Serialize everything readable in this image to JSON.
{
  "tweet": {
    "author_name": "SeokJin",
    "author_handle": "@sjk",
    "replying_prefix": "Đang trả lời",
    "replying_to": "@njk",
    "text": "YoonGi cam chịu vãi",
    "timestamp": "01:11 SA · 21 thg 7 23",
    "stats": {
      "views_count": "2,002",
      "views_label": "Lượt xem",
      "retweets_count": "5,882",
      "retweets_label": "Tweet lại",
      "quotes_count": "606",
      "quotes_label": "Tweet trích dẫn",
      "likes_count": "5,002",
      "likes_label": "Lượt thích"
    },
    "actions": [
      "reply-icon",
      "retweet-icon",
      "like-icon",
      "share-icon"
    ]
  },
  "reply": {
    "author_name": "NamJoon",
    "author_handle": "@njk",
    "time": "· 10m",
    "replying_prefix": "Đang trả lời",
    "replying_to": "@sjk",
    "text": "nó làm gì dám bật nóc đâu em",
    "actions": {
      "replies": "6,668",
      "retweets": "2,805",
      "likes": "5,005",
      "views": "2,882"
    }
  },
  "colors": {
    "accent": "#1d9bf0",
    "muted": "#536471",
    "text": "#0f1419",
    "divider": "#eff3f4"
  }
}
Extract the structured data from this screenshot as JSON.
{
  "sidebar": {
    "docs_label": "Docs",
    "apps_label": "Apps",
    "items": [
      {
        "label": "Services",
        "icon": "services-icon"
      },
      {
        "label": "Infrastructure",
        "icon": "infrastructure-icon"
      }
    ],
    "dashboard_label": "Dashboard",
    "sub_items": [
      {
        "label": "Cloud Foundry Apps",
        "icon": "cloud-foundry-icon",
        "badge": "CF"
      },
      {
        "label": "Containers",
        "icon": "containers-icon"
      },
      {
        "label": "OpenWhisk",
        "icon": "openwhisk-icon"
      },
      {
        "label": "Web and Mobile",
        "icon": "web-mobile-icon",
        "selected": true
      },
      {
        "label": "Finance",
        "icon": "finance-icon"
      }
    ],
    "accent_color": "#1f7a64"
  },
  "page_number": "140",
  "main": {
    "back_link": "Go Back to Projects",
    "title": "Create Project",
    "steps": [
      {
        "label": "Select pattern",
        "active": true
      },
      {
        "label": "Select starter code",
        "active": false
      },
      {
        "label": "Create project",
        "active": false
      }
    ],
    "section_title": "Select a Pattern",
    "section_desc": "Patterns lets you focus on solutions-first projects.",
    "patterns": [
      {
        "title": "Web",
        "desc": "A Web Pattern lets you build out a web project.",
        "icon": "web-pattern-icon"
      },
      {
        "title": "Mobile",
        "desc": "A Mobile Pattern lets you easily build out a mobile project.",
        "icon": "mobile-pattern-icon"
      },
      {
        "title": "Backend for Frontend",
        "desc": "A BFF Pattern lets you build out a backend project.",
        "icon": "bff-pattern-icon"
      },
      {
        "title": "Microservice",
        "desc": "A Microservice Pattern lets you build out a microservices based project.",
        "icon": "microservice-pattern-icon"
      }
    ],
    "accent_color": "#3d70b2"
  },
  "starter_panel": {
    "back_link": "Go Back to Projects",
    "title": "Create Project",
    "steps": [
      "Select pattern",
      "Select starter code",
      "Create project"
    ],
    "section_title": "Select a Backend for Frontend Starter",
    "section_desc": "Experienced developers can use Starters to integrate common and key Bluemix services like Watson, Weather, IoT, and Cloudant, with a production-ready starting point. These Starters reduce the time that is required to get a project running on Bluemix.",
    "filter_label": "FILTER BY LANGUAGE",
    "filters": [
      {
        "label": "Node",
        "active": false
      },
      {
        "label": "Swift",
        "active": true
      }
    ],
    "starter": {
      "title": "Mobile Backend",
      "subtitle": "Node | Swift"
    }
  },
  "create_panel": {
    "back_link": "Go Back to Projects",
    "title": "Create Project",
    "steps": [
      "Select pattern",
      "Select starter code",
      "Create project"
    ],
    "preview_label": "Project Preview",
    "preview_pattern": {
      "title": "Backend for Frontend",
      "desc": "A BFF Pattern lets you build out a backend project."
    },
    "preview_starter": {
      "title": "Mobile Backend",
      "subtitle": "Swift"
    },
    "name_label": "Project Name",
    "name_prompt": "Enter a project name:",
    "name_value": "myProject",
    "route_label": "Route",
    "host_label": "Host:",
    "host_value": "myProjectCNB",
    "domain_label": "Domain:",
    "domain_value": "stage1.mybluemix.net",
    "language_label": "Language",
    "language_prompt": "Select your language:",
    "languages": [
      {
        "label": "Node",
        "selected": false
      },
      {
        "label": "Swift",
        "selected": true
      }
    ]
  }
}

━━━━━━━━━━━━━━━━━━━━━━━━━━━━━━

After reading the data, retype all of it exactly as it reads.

Serialize everything readable in this image to JSON.
{
  "tweet": {
    "author_name": "SeokJin",
    "author_handle": "@sjk",
    "replying_prefix": "Đang trả lời",
    "replying_to": "@njk",
    "text": "YoonGi cam chịu vãi",
    "timestamp": "01:11 SA · 21 thg 7 23",
    "stats": {
      "views_count": "2,002",
      "views_label": "Lượt xem",
      "retweets_count": "5,882",
      "retweets_label": "Tweet lại",
      "quotes_count": "606",
      "quotes_label": "Tweet trích dẫn",
      "likes_count": "5,002",
      "likes_label": "Lượt thích"
    },
    "actions": [
      "reply-icon",
      "retweet-icon",
      "like-icon",
      "share-icon"
    ]
  },
  "reply": {
    "author_name": "NamJoon",
    "author_handle": "@njk",
    "time": "· 10m",
    "replying_prefix": "Đang trả lời",
    "replying_to": "@sjk",
    "text": "nó làm gì dám bật nóc đâu em",
    "actions": {
      "replies": "6,668",
      "retweets": "2,805",
      "likes": "5,005",
      "views": "2,882"
    }
  },
  "colors": {
    "accent": "#1d9bf0",
    "muted": "#536471",
    "text": "#0f1419",
    "divider": "#eff3f4"
  }
}
Extract the structured data from this screenshot as JSON.
{
  "sidebar": {
    "docs_label": "Docs",
    "apps_label": "Apps",
    "items": [
      {
        "label": "Services",
        "icon": "services-icon"
      },
      {
        "label": "Infrastructure",
        "icon": "infrastructure-icon"
      }
    ],
    "dashboard_label": "Dashboard",
    "sub_items": [
      {
        "label": "Cloud Foundry Apps",
        "icon": "cloud-foundry-icon",
        "badge": "CF"
      },
      {
        "label": "Containers",
        "icon": "containers-icon"
      },
      {
        "label": "OpenWhisk",
        "icon": "openwhisk-icon"
      },
      {
        "label": "Web and Mobile",
        "icon": "web-mobile-icon",
        "selected": true
      },
      {
        "label": "Finance",
        "icon": "finance-icon"
      }
    ],
    "accent_color": "#1f7a64"
  },
  "page_number": "140",
  "main": {
    "back_link": "Go Back to Projects",
    "title": "Create Project",
    "steps": [
      {
        "label": "Select pattern",
        "active": true
      },
      {
        "label": "Select starter code",
        "active": false
      },
      {
        "label": "Create project",
        "active": false
      }
    ],
    "section_title": "Select a Pattern",
    "section_desc": "Patterns lets you focus on solutions-first projects.",
    "patterns": [
      {
        "title": "Web",
        "desc": "A Web Pattern lets you build out a web project.",
        "icon": "web-pattern-icon"
      },
      {
        "title": "Mobile",
        "desc": "A Mobile Pattern lets you easily build out a mobile project.",
        "icon": "mobile-pattern-icon"
      },
      {
        "title": "Backend for Frontend",
        "desc": "A BFF Pattern lets you build out a backend project.",
        "icon": "bff-pattern-icon"
      },
      {
        "title": "Microservice",
        "desc": "A Microservice Pattern lets you build out a microservices based project.",
        "icon": "microservice-pattern-icon"
      }
    ],
    "accent_color": "#3d70b2"
  },
  "starter_panel": {
    "back_link": "Go Back to Projects",
    "title": "Create Project",
    "steps": [
      "Select pattern",
      "Select starter code",
      "Create project"
    ],
    "section_title": "Select a Backend for Frontend Starter",
    "section_desc": "Experienced developers can use Starters to integrate common and key Bluemix services like Watson, Weather, IoT, and Cloudant, with a production-ready starting point. These Starters reduce the time that is required to get a project running on Bluemix.",
    "filter_label": "FILTER BY LANGUAGE",
    "filters": [
      {
        "label": "Node",
        "active": false
      },
      {
        "label": "Swift",
        "active": true
      }
    ],
    "starter": {
      "title": "Mobile Backend",
      "subtitle": "Node | Swift"
    }
  },
  "create_panel": {
    "back_link": "Go Back to Projects",
    "title": "Create Project",
    "steps": [
      "Select pattern",
      "Select starter code",
      "Create project"
    ],
    "preview_label": "Project Preview",
    "preview_pattern": {
      "title": "Backend for Frontend",
      "desc": "A BFF Pattern lets you build out a backend project."
    },
    "preview_starter": {
      "title": "Mobile Backend",
      "subtitle": "Swift"
    },
    "name_label": "Project Name",
    "name_prompt": "Enter a project name:",
    "name_value": "myProject",
    "route_label": "Route",
    "host_label": "Host:",
    "host_value": "myProjectCNB",
    "domain_label": "Domain:",
    "domain_value": "stage1.mybluemix.net",
    "language_label": "Language",
    "language_prompt": "Select your language:",
    "languages": [
      {
        "label": "Node",
        "selected": false
      },
      {
        "label": "Swift",
        "selected": true
      }
    ]
  }
}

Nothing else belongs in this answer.